grandfather.  He made ships and his own toys until High School.  At Maynard Evans High School in
Orlando, Dave took up Drafting, Mechanical Drawing, Sheetmetal Drawing, & Architecture.  Dave got
a one-way ticket to South Dakota State College in 1963.His parents and grandparents had all come
from SD.  Dave started in the Engineering program.  He also took a job in his uncle's sign shop in
Brookings.  After a year in Engineering, he switched his major to Art.  Dave was managing the sign
shop aftter a year there. He worked 60-80 hrs a week painting highway billboards and still took a full
credit schedule at SDSU. Dave took about all the art courses offered at SDSU including Sculpture,
Silversmithing, Painting, Theatre Scene Design, Film Production, & of course Ceramics.  Ceramics was
the only art course he got low grades in.  While at SDSU Dave and other students rented vacant stores
on several occasions for the weekend and held their own Art Shows & Sales. They called their group
of 8 or so students the "Moonlight Conspiracy".  The SDSU Faculty took a dim view of this activity,
but the students continued anyway.  There was no other way to display their work at that time.  
Many of the "Moonlight Conspiracy" ended up becoming accomplished artists in various fields.  
Most of us graduated in 1968 and moved on.  Dave was given a Commission in the Army Corps of
Engineers.  He was sent to the Engineer school in Ft. Belvior, VA.  While at Ft. Belvior, Dave hung
out in the Army Craft Shop, when not on duty.  After Topography School, Dave was sent to Hawaii
to serve in the 29th Eng. Battalion, Base Topographic.  He became a mapmaker for the Army.  Again
Dave ended up in the Scofield Barracks Army Craft Shop most evenings, making pottery or Screen
Printing.  As the artwork piled up around the house, Dave & his wife, Julie, signed up for a few
weekend Art Shows. Dave also sold work in several galleries on the Island.  After 3 years in Hawaii,
the Army wanted Dave to move on to Sunny South East Asia.  Because his Military obligation was
fulfilled, Dave chose to resign his commission & return to SD.  In Oct. of 1971, Dave & Julie returned
to Brookings to continue his Graphic Art Business.  They began as Graphic Design Signs in
Brookings.  They also built a gas fired kiln in their garage.  In the spring of 1972, Dave was making
some pottery, and needed a market.  He helped set up the first Brookings Summer Folk Arts Festival
in July 1972. The festival was held in Pioneer park one block west of his pottery & home.  Dave did
window lettering, billboards, posters & truck lettering from his home as well as pottery.  Dave added
more art shows across the region as the years went by.  He sold his work in Omaha, Fargo, &

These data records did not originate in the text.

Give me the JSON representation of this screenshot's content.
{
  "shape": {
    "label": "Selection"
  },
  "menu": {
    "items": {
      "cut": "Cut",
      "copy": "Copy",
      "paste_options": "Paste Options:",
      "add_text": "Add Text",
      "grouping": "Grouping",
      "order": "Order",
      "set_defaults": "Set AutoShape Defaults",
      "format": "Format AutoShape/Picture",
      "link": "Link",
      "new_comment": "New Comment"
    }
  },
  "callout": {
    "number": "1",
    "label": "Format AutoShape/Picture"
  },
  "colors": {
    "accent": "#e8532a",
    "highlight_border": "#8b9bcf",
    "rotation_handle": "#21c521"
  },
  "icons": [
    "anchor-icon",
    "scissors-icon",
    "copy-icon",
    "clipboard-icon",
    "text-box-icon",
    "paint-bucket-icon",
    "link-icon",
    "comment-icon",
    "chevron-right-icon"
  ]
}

Minneapolis.  In 1977 Dave attended the first Ft. Sisseton Historic Festival. Dave became interested
in mixing Art & History. Dave now participates in about 15 Historic Festivals selling historic pottery

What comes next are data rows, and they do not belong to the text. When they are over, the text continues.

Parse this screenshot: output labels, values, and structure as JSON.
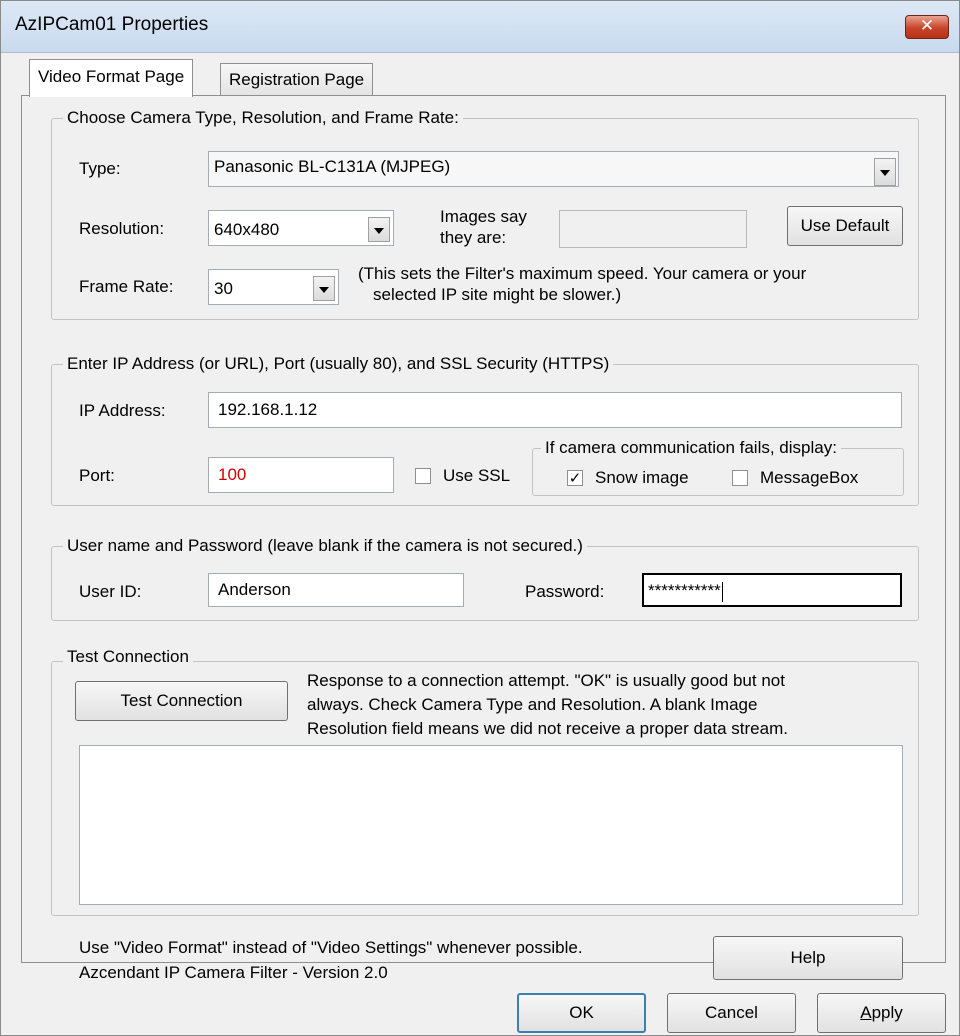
{
  "window": {
    "title": "AzIPCam01 Properties",
    "close_glyph": "✕"
  },
  "tabs": [
    {
      "label": "Video Format Page",
      "active": true
    },
    {
      "label": "Registration Page",
      "active": false
    }
  ],
  "camera_group": {
    "legend": "Choose Camera Type, Resolution, and Frame Rate:",
    "type_label": "Type:",
    "type_value": "Panasonic BL-C131A (MJPEG)",
    "resolution_label": "Resolution:",
    "resolution_value": "640x480",
    "images_say_line1": "Images say",
    "images_say_line2": "they are:",
    "images_say_value": "",
    "use_default_label": "Use Default",
    "frame_rate_label": "Frame Rate:",
    "frame_rate_value": "30",
    "frame_rate_note_line1": "(This sets the Filter's maximum speed.  Your camera or your",
    "frame_rate_note_line2": "selected IP site might be slower.)"
  },
  "ip_group": {
    "legend": "Enter IP Address (or URL), Port (usually 80), and SSL Security (HTTPS)",
    "ip_label": "IP Address:",
    "ip_value": "192.168.1.12",
    "port_label": "Port:",
    "port_value": "100",
    "port_value_color": "#d40000",
    "use_ssl_label": "Use SSL",
    "use_ssl_checked": false,
    "fail_legend": "If camera communication fails, display:",
    "snow_label": "Snow image",
    "snow_checked": true,
    "messagebox_label": "MessageBox",
    "messagebox_checked": false
  },
  "user_group": {
    "legend": "User name and Password (leave blank if the camera is not secured.)",
    "user_label": "User ID:",
    "user_value": "Anderson",
    "password_label": "Password:",
    "password_value": "***********"
  },
  "test_group": {
    "legend": "Test Connection",
    "button_label": "Test Connection",
    "note_line1": "Response to a connection attempt.  \"OK\" is usually good but not",
    "note_line2": "always.  Check Camera Type and Resolution.  A blank Image",
    "note_line3": "Resolution field means we did not receive a proper data stream.",
    "response_text": ""
  },
  "footer": {
    "line1": "Use \"Video Format\" instead of \"Video Settings\" whenever possible.",
    "line2": "Azcendant IP Camera Filter - Version 2.0",
    "help_label": "Help"
  },
  "buttons": {
    "ok": "OK",
    "cancel": "Cancel",
    "apply_prefix": "A",
    "apply_rest": "pply"
  }
}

and 6-7 art shows each year.  Dave has a website, www.Brookings.com/dsp, and supplies 30 or so
retail shops & museums.  He stays busy.  He has turned about 300 tons of clay into pottery in the
last 35 years of working in clay.  Most of the clay came from Dakota Potters Supply.  Dave retired
from the sign business in 1997 and now works only in clay.
JacobVan Wyk is an artist/potter teaching at Dordt College in
Sioux Center, IA.  He is also an accomplished printmaker and
often uses his mark making skills in finishing ceramic work.  In
1995 he completed an exterior figurative clay sculpture called
"The Gift" using nearly 2 tons of clay that was especially mixed by
Dakota Potters Supply.  Consultant on the project was Craig
Dalquist, a noted architectural ceramic artist from Des Moines.
Jake recently exhibited a sabbatical exhibit called "Landed
Angels" featuring 3 ft. tall free standing figurative sculptures and a
6 ft. tile wall piece.  These pieces also used a variety of clays
from DakotaPotters fired to Cone 8 reduction.